— Your objective —
Locate the string "accent" in the records below. Copy every line where it occurs.

— Given data —
+---+
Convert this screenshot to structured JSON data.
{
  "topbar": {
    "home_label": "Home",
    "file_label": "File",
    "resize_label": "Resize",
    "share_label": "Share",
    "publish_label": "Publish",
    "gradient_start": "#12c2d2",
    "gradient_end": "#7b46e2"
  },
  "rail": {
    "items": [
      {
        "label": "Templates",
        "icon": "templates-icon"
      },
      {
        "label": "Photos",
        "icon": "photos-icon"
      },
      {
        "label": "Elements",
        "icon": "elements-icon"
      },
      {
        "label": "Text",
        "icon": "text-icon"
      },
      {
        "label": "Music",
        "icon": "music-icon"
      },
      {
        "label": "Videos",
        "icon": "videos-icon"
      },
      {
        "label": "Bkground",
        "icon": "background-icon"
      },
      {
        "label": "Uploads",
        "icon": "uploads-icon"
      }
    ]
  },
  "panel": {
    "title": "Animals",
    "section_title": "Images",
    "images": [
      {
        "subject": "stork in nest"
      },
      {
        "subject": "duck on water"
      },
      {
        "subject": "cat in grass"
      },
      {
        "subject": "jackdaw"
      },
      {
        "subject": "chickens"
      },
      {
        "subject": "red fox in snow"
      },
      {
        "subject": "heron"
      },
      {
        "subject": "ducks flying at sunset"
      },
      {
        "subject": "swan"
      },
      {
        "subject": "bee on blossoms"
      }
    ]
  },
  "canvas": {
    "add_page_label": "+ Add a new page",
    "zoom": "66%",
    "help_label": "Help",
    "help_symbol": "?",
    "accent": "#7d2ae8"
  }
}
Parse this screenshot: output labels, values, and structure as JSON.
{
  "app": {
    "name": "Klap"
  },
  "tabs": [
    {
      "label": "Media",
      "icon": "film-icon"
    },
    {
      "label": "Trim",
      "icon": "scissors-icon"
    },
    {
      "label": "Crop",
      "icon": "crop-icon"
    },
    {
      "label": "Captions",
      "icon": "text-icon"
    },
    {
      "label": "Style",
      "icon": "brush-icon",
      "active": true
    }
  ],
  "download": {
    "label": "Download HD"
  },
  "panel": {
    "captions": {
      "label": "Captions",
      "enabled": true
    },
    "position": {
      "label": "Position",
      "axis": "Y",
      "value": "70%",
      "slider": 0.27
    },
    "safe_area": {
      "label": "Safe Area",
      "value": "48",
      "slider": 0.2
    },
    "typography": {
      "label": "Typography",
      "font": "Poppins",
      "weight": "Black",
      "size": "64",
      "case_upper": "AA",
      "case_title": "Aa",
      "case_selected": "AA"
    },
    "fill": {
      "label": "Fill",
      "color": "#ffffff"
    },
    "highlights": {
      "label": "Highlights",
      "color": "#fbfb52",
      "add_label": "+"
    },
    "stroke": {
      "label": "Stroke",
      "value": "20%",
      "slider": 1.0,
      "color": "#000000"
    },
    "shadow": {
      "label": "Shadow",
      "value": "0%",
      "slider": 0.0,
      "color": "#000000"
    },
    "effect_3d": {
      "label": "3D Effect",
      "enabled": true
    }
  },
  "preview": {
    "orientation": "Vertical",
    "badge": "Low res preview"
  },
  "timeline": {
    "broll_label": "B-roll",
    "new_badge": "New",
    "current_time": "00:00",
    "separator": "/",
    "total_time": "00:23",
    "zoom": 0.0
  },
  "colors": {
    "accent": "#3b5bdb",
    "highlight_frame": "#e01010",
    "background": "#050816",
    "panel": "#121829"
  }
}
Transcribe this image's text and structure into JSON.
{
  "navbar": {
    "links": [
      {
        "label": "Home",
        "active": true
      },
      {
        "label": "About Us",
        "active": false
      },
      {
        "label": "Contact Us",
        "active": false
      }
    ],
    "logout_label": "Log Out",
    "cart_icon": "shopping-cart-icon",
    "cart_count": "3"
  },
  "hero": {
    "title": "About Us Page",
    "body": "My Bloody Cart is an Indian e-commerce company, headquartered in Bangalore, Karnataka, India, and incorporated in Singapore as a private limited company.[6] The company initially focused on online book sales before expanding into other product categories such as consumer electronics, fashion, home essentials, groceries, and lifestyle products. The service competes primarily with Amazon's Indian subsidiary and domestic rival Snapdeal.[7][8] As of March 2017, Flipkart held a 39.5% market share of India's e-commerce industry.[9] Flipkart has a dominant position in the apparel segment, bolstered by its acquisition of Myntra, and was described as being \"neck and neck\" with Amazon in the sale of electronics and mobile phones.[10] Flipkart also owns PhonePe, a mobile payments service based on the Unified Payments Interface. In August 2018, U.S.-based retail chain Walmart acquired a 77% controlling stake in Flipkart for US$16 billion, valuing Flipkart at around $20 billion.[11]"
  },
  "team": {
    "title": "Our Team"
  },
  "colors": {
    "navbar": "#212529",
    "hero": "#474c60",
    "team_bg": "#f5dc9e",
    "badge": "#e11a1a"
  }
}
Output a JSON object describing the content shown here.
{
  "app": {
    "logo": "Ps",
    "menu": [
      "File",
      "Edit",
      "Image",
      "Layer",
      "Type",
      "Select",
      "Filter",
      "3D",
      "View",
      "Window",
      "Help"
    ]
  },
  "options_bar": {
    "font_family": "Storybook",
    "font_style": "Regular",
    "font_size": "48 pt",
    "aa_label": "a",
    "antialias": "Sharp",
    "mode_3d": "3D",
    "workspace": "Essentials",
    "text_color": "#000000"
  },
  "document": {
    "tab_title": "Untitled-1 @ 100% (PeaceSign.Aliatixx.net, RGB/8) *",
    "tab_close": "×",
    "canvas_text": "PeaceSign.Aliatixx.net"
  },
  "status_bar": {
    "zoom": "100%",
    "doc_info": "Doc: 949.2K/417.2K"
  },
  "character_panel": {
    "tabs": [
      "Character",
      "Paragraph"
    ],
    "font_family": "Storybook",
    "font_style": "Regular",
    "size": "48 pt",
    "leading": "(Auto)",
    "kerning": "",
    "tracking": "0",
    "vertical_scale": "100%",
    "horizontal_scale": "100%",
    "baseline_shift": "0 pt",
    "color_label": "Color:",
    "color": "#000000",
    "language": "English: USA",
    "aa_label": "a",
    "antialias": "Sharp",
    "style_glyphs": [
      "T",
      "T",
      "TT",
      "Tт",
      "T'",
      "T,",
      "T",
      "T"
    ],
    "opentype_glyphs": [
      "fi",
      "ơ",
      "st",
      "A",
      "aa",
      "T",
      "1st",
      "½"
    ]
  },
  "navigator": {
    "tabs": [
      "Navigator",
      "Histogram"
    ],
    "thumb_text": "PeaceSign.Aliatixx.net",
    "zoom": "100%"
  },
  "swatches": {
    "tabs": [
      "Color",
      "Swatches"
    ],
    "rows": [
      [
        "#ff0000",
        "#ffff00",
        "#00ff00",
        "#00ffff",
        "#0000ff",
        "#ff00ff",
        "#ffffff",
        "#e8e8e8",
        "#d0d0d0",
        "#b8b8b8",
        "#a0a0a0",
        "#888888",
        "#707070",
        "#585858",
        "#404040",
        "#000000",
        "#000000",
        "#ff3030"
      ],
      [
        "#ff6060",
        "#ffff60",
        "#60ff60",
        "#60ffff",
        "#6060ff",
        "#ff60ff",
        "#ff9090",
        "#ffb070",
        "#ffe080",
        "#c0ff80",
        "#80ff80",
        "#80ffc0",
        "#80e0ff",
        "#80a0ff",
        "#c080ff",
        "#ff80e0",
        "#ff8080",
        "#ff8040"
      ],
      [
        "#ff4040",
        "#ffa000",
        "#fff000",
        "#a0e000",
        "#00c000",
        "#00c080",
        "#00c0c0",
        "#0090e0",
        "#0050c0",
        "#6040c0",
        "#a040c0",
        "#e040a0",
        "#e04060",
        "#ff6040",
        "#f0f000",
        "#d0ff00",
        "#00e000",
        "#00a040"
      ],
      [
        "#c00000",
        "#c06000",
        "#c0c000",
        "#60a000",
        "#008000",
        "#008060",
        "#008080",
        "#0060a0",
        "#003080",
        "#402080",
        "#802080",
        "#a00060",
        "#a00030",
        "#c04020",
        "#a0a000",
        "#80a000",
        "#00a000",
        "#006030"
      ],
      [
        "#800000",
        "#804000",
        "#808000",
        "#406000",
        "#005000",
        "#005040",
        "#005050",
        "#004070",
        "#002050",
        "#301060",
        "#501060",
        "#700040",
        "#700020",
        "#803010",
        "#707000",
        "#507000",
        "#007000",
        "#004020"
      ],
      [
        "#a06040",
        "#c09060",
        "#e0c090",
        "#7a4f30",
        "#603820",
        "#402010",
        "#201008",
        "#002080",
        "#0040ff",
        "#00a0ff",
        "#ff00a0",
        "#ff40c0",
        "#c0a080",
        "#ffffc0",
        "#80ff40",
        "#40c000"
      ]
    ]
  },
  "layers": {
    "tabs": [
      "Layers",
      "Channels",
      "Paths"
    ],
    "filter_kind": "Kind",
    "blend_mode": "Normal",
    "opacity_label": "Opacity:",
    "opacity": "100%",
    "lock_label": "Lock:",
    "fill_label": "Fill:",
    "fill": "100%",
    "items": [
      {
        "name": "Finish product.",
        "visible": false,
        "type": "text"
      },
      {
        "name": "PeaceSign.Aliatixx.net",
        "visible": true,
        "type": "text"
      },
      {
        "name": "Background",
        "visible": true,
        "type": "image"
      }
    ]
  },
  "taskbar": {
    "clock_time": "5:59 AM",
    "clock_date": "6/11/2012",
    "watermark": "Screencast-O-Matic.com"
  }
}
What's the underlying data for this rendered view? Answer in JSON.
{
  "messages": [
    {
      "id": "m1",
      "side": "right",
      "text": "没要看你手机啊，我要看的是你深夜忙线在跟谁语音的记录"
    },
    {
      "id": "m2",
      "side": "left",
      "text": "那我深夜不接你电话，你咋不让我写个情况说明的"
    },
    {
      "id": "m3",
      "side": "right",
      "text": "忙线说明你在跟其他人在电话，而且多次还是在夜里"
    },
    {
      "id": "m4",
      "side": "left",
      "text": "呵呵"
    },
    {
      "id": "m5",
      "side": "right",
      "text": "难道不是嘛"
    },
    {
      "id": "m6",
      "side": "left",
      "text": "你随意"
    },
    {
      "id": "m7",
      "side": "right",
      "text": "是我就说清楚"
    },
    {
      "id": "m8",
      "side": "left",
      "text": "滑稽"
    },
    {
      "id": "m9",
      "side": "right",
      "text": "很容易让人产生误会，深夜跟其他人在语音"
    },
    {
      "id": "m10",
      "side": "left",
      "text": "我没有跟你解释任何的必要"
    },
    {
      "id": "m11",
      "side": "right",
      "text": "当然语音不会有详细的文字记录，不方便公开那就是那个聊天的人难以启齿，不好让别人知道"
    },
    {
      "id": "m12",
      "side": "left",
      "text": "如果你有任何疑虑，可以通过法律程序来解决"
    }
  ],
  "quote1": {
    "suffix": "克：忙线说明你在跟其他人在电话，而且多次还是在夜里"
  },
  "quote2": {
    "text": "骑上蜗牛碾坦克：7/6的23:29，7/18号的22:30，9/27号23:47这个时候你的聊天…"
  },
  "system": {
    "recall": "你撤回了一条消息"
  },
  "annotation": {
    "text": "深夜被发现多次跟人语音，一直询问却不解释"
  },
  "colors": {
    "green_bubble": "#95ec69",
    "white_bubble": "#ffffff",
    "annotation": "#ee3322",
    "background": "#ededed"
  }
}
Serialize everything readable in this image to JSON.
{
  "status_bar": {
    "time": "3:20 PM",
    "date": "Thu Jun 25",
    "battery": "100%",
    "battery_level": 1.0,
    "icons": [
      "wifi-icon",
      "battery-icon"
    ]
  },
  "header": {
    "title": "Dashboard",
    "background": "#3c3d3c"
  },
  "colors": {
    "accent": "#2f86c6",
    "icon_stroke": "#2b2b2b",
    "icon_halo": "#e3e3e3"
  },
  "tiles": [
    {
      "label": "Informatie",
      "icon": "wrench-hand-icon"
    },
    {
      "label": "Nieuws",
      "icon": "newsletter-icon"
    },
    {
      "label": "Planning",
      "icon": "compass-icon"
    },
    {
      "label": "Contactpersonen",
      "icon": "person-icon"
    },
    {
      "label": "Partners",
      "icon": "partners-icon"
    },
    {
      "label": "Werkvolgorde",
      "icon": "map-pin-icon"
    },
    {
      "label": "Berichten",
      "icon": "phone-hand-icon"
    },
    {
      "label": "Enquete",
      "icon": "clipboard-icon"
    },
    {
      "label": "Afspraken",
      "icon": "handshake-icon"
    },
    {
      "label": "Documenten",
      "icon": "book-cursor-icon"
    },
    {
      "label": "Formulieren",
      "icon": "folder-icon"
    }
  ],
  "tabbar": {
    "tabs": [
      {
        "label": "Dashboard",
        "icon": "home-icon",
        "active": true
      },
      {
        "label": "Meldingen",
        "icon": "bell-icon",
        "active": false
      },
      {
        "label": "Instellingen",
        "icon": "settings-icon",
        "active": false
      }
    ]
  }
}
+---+
— Answer to this task —
    "accent": "#7d2ae8"
    "accent": "#3b5bdb",
    "accent": "#2f86c6",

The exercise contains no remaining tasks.